The Windows Operating System seems like it has been with us forever. Every time a new version comes out there is always a rush to upgrade. But new system releases are frequently filled with bugs and Windows 11 is no different. Upgrading now could cause a myriad of problems, and it is our recommendation that you should wait until software and system providers have had time to fully test and certify with Windows 11.
The good news is that you have plenty of time to carefully test and evaluate Windows 11 before taking the plunge. Windows 11 remains a free upgrade from Windows 10 and Microsoft has announced that they will continue to support Windows 10 until October 2025.
As always, your best bet is to thoroughly test all critical applications on Windows 11, including a test of important websites, before pushing the changes out to all workstations.
Let’s look at some of the specific concerns that banks should address when adopting Windows 11.
Virtualization Based Security isolates many attack surfaces that could be used to infect a machine or compromise data by isolating functions within the Windows Operating System and its applications.

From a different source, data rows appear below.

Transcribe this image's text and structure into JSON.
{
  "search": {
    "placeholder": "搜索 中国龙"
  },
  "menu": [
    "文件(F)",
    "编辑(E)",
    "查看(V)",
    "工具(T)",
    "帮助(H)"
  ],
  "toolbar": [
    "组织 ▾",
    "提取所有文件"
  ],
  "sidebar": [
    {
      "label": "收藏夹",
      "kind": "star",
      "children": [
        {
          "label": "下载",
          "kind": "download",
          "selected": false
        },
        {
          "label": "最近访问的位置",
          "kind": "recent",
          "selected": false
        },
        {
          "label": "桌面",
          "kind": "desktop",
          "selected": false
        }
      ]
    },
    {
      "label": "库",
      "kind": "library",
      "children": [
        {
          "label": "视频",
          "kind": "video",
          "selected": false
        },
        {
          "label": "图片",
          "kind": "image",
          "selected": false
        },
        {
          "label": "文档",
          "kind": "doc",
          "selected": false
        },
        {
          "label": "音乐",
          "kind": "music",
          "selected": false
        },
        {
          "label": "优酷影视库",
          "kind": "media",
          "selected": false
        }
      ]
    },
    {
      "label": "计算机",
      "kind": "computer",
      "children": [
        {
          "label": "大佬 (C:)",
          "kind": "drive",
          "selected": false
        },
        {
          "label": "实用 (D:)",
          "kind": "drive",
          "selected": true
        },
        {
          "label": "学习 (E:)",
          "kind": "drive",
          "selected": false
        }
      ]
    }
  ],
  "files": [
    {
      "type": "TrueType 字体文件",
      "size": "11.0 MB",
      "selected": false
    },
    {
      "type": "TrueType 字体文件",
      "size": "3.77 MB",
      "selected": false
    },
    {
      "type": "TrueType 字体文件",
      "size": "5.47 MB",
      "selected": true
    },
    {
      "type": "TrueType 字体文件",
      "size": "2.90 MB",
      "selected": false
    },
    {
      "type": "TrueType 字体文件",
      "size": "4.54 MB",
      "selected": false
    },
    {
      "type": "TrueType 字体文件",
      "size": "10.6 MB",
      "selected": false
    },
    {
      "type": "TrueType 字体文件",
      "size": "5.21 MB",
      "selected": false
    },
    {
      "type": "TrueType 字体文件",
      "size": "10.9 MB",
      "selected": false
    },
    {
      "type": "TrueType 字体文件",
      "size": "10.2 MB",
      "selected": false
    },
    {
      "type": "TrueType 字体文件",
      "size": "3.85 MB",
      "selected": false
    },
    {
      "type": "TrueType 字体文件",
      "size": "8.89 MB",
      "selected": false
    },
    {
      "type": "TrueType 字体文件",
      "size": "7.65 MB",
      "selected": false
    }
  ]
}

This sounds great, but many cybersecurity professionals question if this feature will simply increase the attack surface.
Older hardware may not be able to support it
This new security feature demands a bigger, better processor, so your current computer may or may not be capable of upgrading.
You can check to see if your device will support Windows 11 by doing this:
- Type in “update” in the search box on the lower right side of your desktop;
- Click on “Check for updates.”
If it is possible that your device can support this new environment, it will say so and prompt you to start the upgrade (which you should not do just yet).
A different kind of end-user environment
Windows 11 has a noticeably different end-user environment. For example, with Windows 11, all the major processes (such as the taskbar, start menu, file explorer, etc.) exist, but they all have different icons and very unfamiliar layouts when compared to Windows 10. Therefore, it is recommended that you try to see examples of this and try to get familiar with it the best you can before you upgrade.
Microsoft has also moved the taskbar towards the center, rather than from the usual left-hand side that we all have become accustomed to. As more applications are opened on your desktop, the Start menu keeps moving further from the center to the left side in increments. You can pin new software applications in Windows 11, but you can’t do it at the Start menu like Windows 10. Rather, they appear in an entirely new section, which is called the “All Apps Menu.”
A loss of features
As stated, many people have become completely used to the features of Windows 10, just because it has been around for so long. But keep in mind that if you do decide to ultimately upgrade to Windows 11, there is a very good chance that you could lose some of these favorite features that you have relied upon so much to get your job tasks done. For instance, Microsoft removed the ability to move the Taskbar.
As with any significant update, test your existing applications thoroughly on the new operating system to ensure functionality. Check with your software and hardware vendors for compatibility and roll out Windows 11 on a test system with critical applications installed.
There are definitely glitches with any new operating system, but if you give your software and system providers time to fully test and certify with Windows 11, the transition will be much smoother. Luckily, Microsoft is giving everyone ample time to adjust.
Mike Gilmore is the Chief Compliance Officer of RESULTS Technology and a Certified Information Systems Auditor with more than 30 years’ experience in the banking industry. RESULTS Technology provides IT services to community banks across the Midwest. In his role as CCO, Mike provides compliance and risk assessments, audit and exam support and policy documentation. He can be reached at [email protected].